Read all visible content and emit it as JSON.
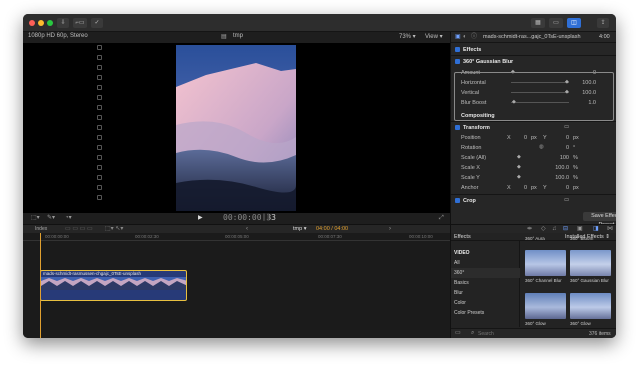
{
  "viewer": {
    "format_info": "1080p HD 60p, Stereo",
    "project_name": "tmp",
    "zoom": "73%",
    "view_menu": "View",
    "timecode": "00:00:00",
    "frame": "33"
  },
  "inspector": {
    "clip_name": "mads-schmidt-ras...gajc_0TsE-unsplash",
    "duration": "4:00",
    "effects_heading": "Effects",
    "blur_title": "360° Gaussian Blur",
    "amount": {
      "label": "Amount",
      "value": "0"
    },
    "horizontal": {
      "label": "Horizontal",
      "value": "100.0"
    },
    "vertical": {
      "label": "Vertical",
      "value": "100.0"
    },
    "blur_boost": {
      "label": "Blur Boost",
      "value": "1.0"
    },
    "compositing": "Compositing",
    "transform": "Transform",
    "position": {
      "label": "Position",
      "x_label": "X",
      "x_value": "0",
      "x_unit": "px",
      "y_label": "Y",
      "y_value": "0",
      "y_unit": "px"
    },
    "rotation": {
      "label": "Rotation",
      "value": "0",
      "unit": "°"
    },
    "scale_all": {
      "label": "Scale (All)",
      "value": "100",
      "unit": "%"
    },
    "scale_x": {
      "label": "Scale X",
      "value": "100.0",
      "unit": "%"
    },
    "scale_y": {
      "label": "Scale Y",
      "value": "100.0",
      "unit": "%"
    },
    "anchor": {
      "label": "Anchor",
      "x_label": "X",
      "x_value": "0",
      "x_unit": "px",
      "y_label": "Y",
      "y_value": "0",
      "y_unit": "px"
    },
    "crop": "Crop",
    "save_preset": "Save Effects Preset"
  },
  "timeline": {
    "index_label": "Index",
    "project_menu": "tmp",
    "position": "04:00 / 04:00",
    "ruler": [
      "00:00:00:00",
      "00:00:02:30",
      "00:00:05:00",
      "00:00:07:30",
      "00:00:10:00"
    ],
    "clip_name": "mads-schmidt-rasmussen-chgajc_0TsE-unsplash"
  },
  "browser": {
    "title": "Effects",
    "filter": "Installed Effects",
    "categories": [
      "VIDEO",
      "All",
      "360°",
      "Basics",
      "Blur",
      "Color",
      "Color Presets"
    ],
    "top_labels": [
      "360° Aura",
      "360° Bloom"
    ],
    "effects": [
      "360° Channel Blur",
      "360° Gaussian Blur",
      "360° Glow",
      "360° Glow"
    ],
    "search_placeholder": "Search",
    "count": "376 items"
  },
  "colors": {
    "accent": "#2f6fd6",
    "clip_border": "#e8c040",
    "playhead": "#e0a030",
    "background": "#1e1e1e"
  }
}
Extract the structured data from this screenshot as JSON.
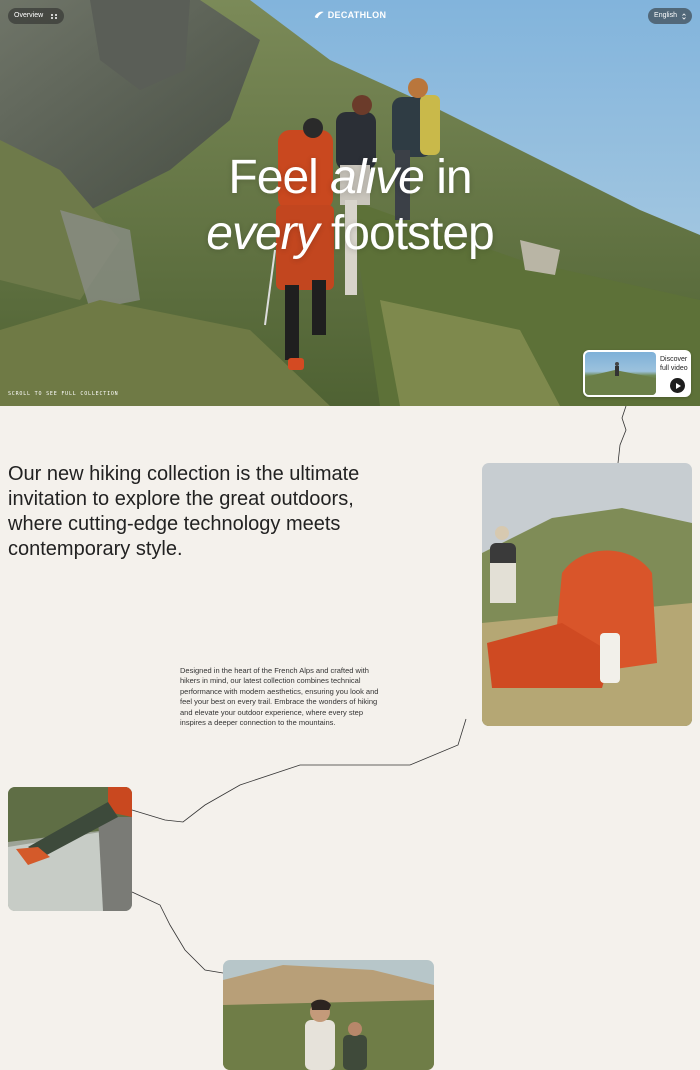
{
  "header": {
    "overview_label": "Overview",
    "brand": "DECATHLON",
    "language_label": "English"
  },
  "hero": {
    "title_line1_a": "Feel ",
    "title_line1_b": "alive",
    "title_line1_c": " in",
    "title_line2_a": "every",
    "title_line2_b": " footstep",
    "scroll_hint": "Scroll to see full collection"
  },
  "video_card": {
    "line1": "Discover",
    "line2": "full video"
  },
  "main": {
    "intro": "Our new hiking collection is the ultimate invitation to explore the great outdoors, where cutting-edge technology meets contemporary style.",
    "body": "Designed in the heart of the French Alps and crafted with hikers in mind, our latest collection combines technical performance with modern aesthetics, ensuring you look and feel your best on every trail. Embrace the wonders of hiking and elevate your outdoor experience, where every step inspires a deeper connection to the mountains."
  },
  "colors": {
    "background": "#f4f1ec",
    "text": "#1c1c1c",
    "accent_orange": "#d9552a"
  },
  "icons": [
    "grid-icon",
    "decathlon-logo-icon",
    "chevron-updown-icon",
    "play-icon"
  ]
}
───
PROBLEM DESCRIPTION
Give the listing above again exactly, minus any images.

YOUR SOLUTION
Read all visible content and emit it as JSON.
{
  "viewer": {
    "format_info": "1080p HD 60p, Stereo",
    "project_name": "tmp",
    "zoom": "73%",
    "view_menu": "View",
    "timecode": "00:00:00",
    "frame": "33"
  },
  "inspector": {
    "clip_name": "mads-schmidt-ras...gajc_0TsE-unsplash",
    "duration": "4:00",
    "effects_heading": "Effects",
    "blur_title": "360° Gaussian Blur",
    "amount": {
      "label": "Amount",
      "value": "0"
    },
    "horizontal": {
      "label": "Horizontal",
      "value": "100.0"
    },
    "vertical": {
      "label": "Vertical",
      "value": "100.0"
    },
    "blur_boost": {
      "label": "Blur Boost",
      "value": "1.0"
    },
    "compositing": "Compositing",
    "transform": "Transform",
    "position": {
      "label": "Position",
      "x_label": "X",
      "x_value": "0",
      "x_unit": "px",
      "y_label": "Y",
      "y_value": "0",
      "y_unit": "px"
    },
    "rotation": {
      "label": "Rotation",
      "value": "0",
      "unit": "°"
    },
    "scale_all": {
      "label": "Scale (All)",
      "value": "100",
      "unit": "%"
    },
    "scale_x": {
      "label": "Scale X",
      "value": "100.0",
      "unit": "%"
    },
    "scale_y": {
      "label": "Scale Y",
      "value": "100.0",
      "unit": "%"
    },
    "anchor": {
      "label": "Anchor",
      "x_label": "X",
      "x_value": "0",
      "x_unit": "px",
      "y_label": "Y",
      "y_value": "0",
      "y_unit": "px"
    },
    "crop": "Crop",
    "save_preset": "Save Effects Preset"
  },
  "timeline": {
    "index_label": "Index",
    "project_menu": "tmp",
    "position": "04:00 / 04:00",
    "ruler": [
      "00:00:00:00",
      "00:00:02:30",
      "00:00:05:00",
      "00:00:07:30",
      "00:00:10:00"
    ],
    "clip_name": "mads-schmidt-rasmussen-chgajc_0TsE-unsplash"
  },
  "browser": {
    "title": "Effects",
    "filter": "Installed Effects",
    "categories": [
      "VIDEO",
      "All",
      "360°",
      "Basics",
      "Blur",
      "Color",
      "Color Presets"
    ],
    "top_labels": [
      "360° Aura",
      "360° Bloom"
    ],
    "effects": [
      "360° Channel Blur",
      "360° Gaussian Blur",
      "360° Glow",
      "360° Glow"
    ],
    "search_placeholder": "Search",
    "count": "376 items"
  },
  "colors": {
    "accent": "#2f6fd6",
    "clip_border": "#e8c040",
    "playhead": "#e0a030",
    "background": "#1e1e1e"
  }
}
Extract the structured data from this screenshot as JSON.
{
  "header": {
    "overview_label": "Overview",
    "brand": "DECATHLON",
    "language_label": "English"
  },
  "hero": {
    "title_line1_a": "Feel ",
    "title_line1_b": "alive",
    "title_line1_c": " in",
    "title_line2_a": "every",
    "title_line2_b": " footstep",
    "scroll_hint": "Scroll to see full collection"
  },
  "video_card": {
    "line1": "Discover",
    "line2": "full video"
  },
  "main": {
    "intro": "Our new hiking collection is the ultimate invitation to explore the great outdoors, where cutting-edge technology meets contemporary style.",
    "body": "Designed in the heart of the French Alps and crafted with hikers in mind, our latest collection combines technical performance with modern aesthetics, ensuring you look and feel your best on every trail. Embrace the wonders of hiking and elevate your outdoor experience, where every step inspires a deeper connection to the mountains."
  },
  "colors": {
    "background": "#f4f1ec",
    "text": "#1c1c1c",
    "accent_orange": "#d9552a"
  },
  "icons": [
    "grid-icon",
    "decathlon-logo-icon",
    "chevron-updown-icon",
    "play-icon"
  ]
}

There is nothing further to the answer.